### TASK BRIEF
Please return the full listing exactly as written, with the images removed.

===== SUPPLIED RECORDS

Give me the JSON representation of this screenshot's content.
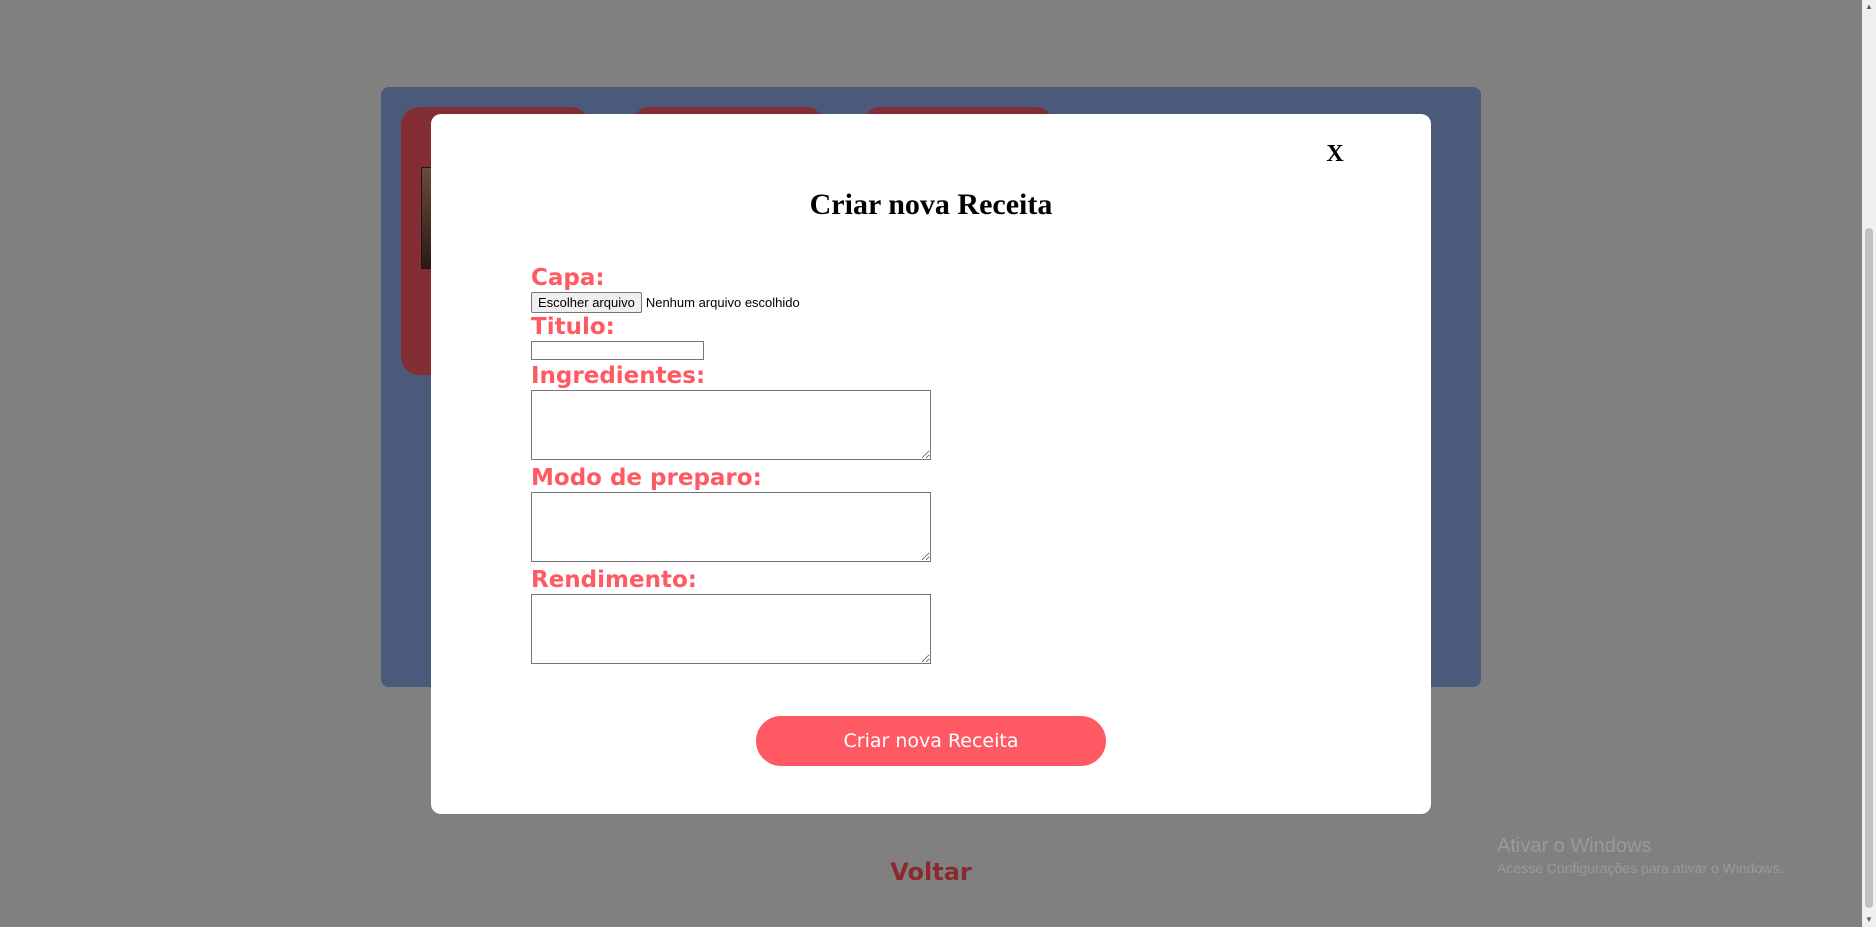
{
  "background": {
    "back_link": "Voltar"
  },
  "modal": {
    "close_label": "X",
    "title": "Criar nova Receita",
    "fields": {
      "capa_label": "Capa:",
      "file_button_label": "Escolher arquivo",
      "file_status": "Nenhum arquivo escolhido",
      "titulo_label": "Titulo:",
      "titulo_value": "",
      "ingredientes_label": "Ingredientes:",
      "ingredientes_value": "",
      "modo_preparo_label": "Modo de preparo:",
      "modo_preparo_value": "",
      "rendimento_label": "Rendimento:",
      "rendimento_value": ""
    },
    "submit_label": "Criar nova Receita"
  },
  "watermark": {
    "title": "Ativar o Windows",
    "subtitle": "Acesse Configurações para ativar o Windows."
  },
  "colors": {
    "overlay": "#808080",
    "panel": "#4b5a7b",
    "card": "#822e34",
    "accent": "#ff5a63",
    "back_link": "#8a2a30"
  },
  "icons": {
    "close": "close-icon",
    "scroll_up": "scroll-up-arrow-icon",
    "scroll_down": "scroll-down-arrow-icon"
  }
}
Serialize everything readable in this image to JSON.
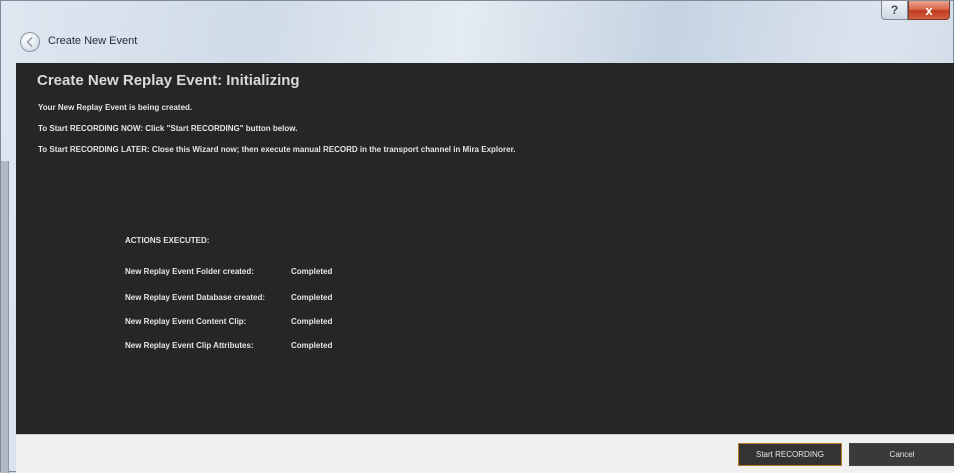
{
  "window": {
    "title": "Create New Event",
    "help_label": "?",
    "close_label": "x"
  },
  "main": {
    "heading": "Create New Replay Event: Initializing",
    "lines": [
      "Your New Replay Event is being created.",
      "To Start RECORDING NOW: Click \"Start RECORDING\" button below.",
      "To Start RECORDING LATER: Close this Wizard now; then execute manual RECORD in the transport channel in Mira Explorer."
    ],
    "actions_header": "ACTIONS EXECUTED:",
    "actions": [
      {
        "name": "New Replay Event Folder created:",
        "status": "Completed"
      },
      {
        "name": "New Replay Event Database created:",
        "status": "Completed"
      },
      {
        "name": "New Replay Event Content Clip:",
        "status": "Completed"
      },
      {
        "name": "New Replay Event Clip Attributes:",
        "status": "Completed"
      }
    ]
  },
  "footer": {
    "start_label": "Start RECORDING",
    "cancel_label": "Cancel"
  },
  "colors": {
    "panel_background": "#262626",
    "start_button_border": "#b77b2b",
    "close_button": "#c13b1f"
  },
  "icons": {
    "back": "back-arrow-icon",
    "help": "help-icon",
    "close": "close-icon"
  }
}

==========

### SOLUTION TO THE EXERCISE
Give me the JSON representation of this screenshot's content.
{
  "background": {
    "back_link": "Voltar"
  },
  "modal": {
    "close_label": "X",
    "title": "Criar nova Receita",
    "fields": {
      "capa_label": "Capa:",
      "file_button_label": "Escolher arquivo",
      "file_status": "Nenhum arquivo escolhido",
      "titulo_label": "Titulo:",
      "titulo_value": "",
      "ingredientes_label": "Ingredientes:",
      "ingredientes_value": "",
      "modo_preparo_label": "Modo de preparo:",
      "modo_preparo_value": "",
      "rendimento_label": "Rendimento:",
      "rendimento_value": ""
    },
    "submit_label": "Criar nova Receita"
  },
  "watermark": {
    "title": "Ativar o Windows",
    "subtitle": "Acesse Configurações para ativar o Windows."
  },
  "colors": {
    "overlay": "#808080",
    "panel": "#4b5a7b",
    "card": "#822e34",
    "accent": "#ff5a63",
    "back_link": "#8a2a30"
  },
  "icons": {
    "close": "close-icon",
    "scroll_up": "scroll-up-arrow-icon",
    "scroll_down": "scroll-down-arrow-icon"
  }
}
Serialize everything readable in this image to JSON.
{
  "window": {
    "title": "Create New Event",
    "help_label": "?",
    "close_label": "x"
  },
  "main": {
    "heading": "Create New Replay Event: Initializing",
    "lines": [
      "Your New Replay Event is being created.",
      "To Start RECORDING NOW: Click \"Start RECORDING\" button below.",
      "To Start RECORDING LATER: Close this Wizard now; then execute manual RECORD in the transport channel in Mira Explorer."
    ],
    "actions_header": "ACTIONS EXECUTED:",
    "actions": [
      {
        "name": "New Replay Event Folder created:",
        "status": "Completed"
      },
      {
        "name": "New Replay Event Database created:",
        "status": "Completed"
      },
      {
        "name": "New Replay Event Content Clip:",
        "status": "Completed"
      },
      {
        "name": "New Replay Event Clip Attributes:",
        "status": "Completed"
      }
    ]
  },
  "footer": {
    "start_label": "Start RECORDING",
    "cancel_label": "Cancel"
  },
  "colors": {
    "panel_background": "#262626",
    "start_button_border": "#b77b2b",
    "close_button": "#c13b1f"
  },
  "icons": {
    "back": "back-arrow-icon",
    "help": "help-icon",
    "close": "close-icon"
  }
}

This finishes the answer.